● THE TASK
Your task is to print all of the entries exactly, though the pictures should not be included.

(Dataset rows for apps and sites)
.....
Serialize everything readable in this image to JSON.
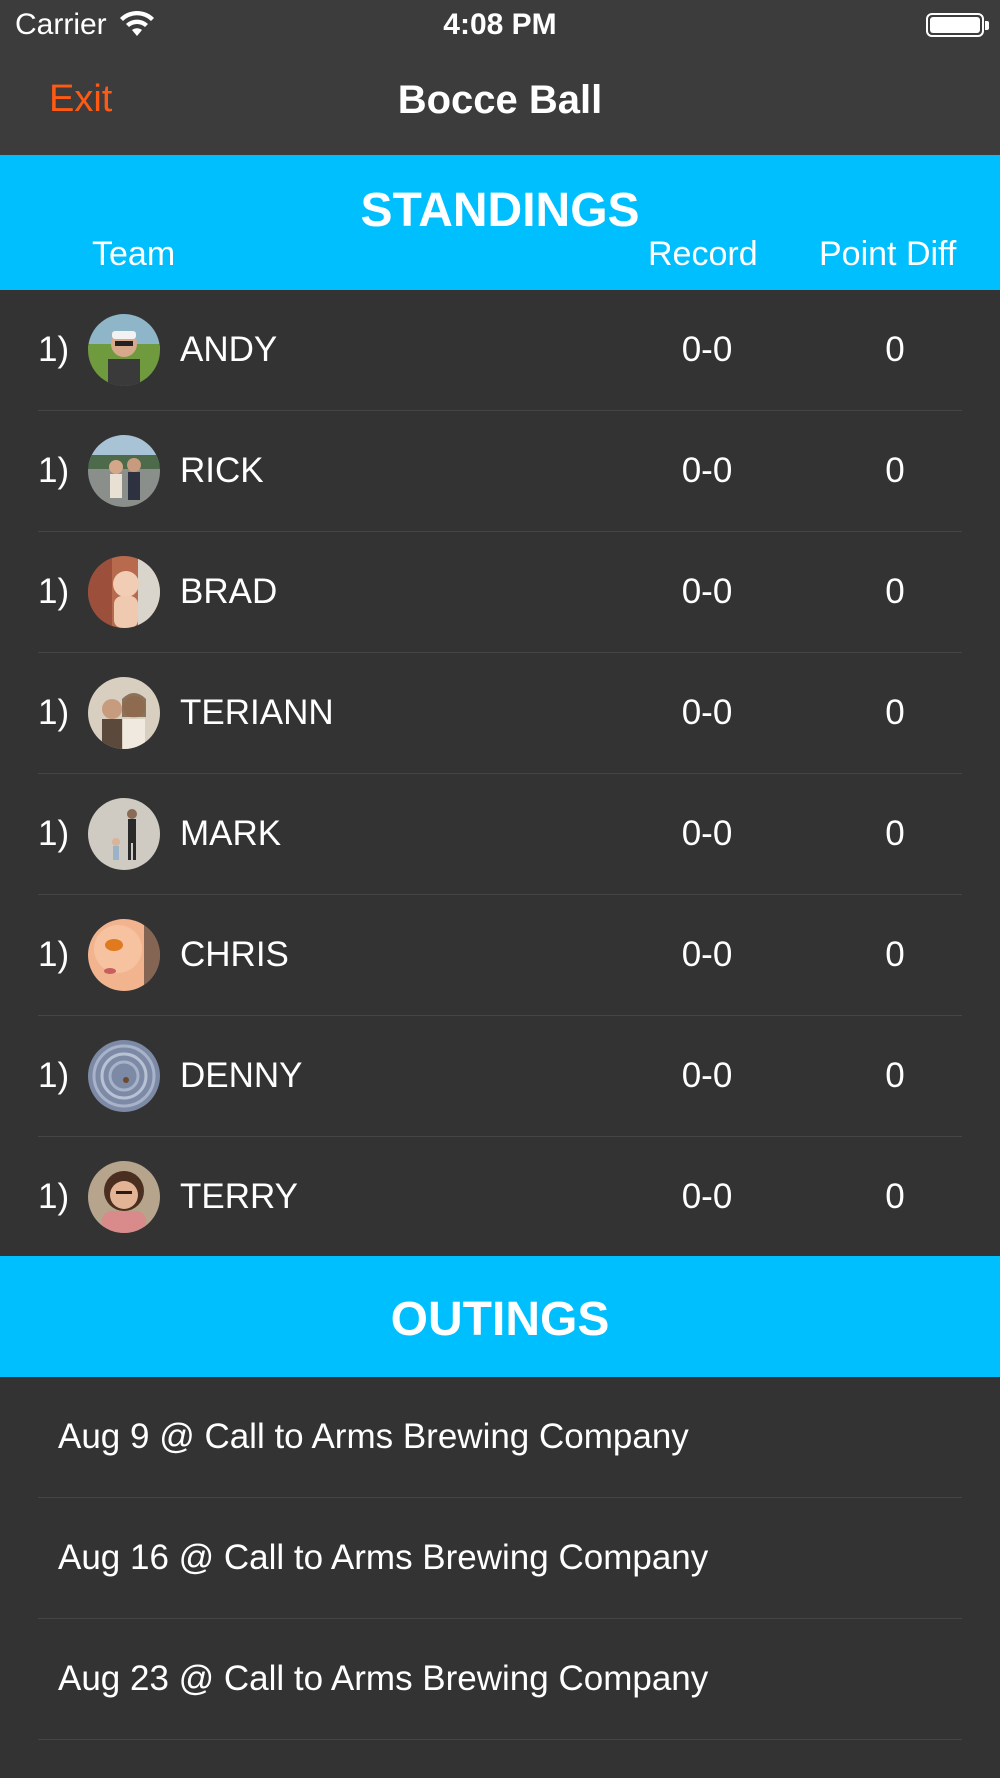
{
  "status_bar": {
    "carrier": "Carrier",
    "time": "4:08 PM",
    "wifi_icon": "wifi-icon",
    "battery_icon": "battery-icon"
  },
  "nav": {
    "exit_label": "Exit",
    "title": "Bocce Ball",
    "exit_color": "#ff5a14"
  },
  "standings": {
    "title": "STANDINGS",
    "columns": {
      "team": "Team",
      "record": "Record",
      "point_diff": "Point Diff"
    },
    "header_color": "#00bfff",
    "rows": [
      {
        "rank": "1)",
        "name": "ANDY",
        "record": "0-0",
        "diff": "0"
      },
      {
        "rank": "1)",
        "name": "RICK",
        "record": "0-0",
        "diff": "0"
      },
      {
        "rank": "1)",
        "name": "BRAD",
        "record": "0-0",
        "diff": "0"
      },
      {
        "rank": "1)",
        "name": "TERIANN",
        "record": "0-0",
        "diff": "0"
      },
      {
        "rank": "1)",
        "name": "MARK",
        "record": "0-0",
        "diff": "0"
      },
      {
        "rank": "1)",
        "name": "CHRIS",
        "record": "0-0",
        "diff": "0"
      },
      {
        "rank": "1)",
        "name": "DENNY",
        "record": "0-0",
        "diff": "0"
      },
      {
        "rank": "1)",
        "name": "TERRY",
        "record": "0-0",
        "diff": "0"
      }
    ]
  },
  "outings": {
    "title": "OUTINGS",
    "items": [
      {
        "label": "Aug 9 @ Call to Arms Brewing Company"
      },
      {
        "label": "Aug 16 @ Call to Arms Brewing Company"
      },
      {
        "label": "Aug 23 @ Call to Arms Brewing Company"
      }
    ]
  }
}
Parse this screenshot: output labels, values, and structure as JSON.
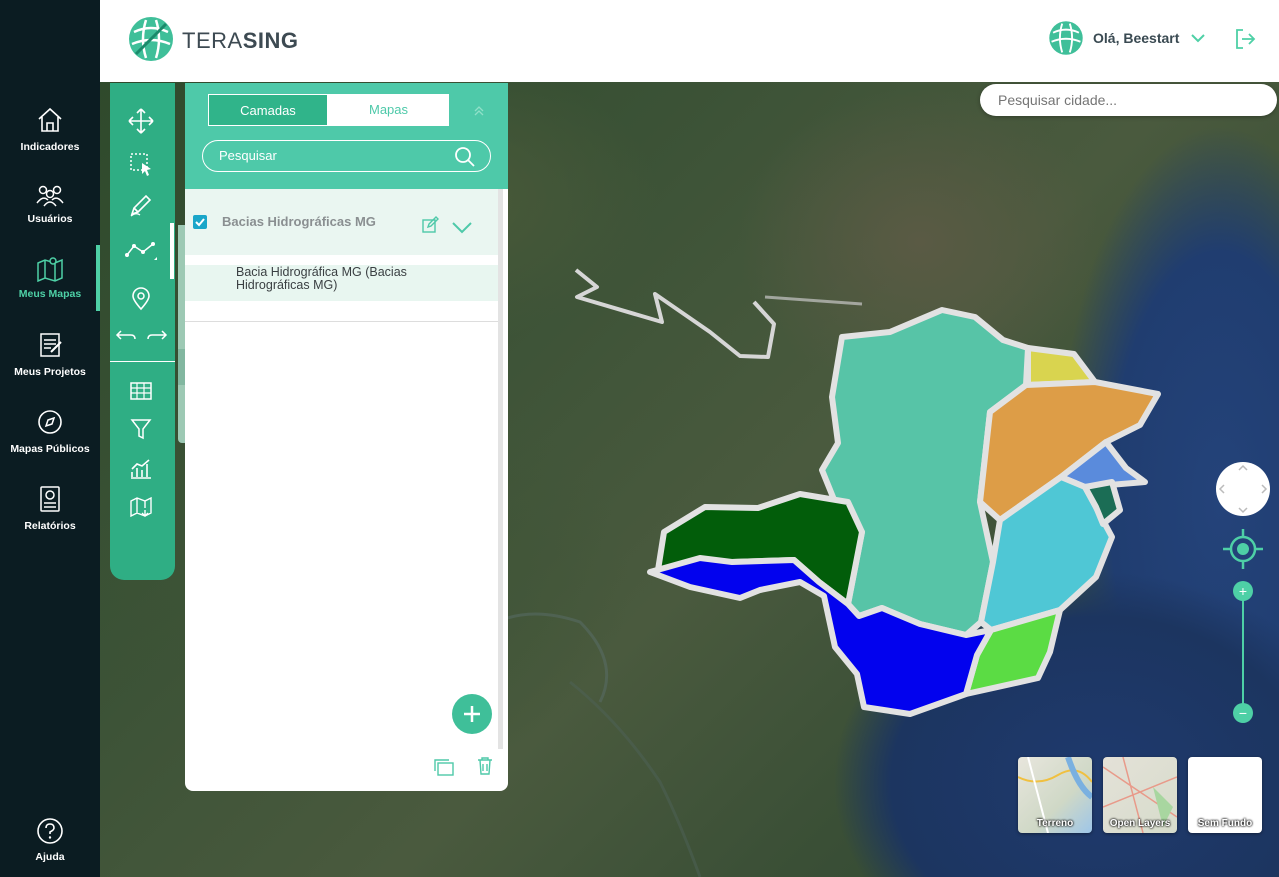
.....
● EXPECTED OUTPUT
Serialize everything readable in this image to JSON.
{
  "status_bar": {
    "carrier": "Carrier",
    "time": "4:08 PM",
    "wifi_icon": "wifi-icon",
    "battery_icon": "battery-icon"
  },
  "nav": {
    "exit_label": "Exit",
    "title": "Bocce Ball",
    "exit_color": "#ff5a14"
  },
  "standings": {
    "title": "STANDINGS",
    "columns": {
      "team": "Team",
      "record": "Record",
      "point_diff": "Point Diff"
    },
    "header_color": "#00bfff",
    "rows": [
      {
        "rank": "1)",
        "name": "ANDY",
        "record": "0-0",
        "diff": "0"
      },
      {
        "rank": "1)",
        "name": "RICK",
        "record": "0-0",
        "diff": "0"
      },
      {
        "rank": "1)",
        "name": "BRAD",
        "record": "0-0",
        "diff": "0"
      },
      {
        "rank": "1)",
        "name": "TERIANN",
        "record": "0-0",
        "diff": "0"
      },
      {
        "rank": "1)",
        "name": "MARK",
        "record": "0-0",
        "diff": "0"
      },
      {
        "rank": "1)",
        "name": "CHRIS",
        "record": "0-0",
        "diff": "0"
      },
      {
        "rank": "1)",
        "name": "DENNY",
        "record": "0-0",
        "diff": "0"
      },
      {
        "rank": "1)",
        "name": "TERRY",
        "record": "0-0",
        "diff": "0"
      }
    ]
  },
  "outings": {
    "title": "OUTINGS",
    "items": [
      {
        "label": "Aug 9 @ Call to Arms Brewing Company"
      },
      {
        "label": "Aug 16 @ Call to Arms Brewing Company"
      },
      {
        "label": "Aug 23 @ Call to Arms Brewing Company"
      }
    ]
  }
}
Parse this screenshot: output labels, values, and structure as JSON.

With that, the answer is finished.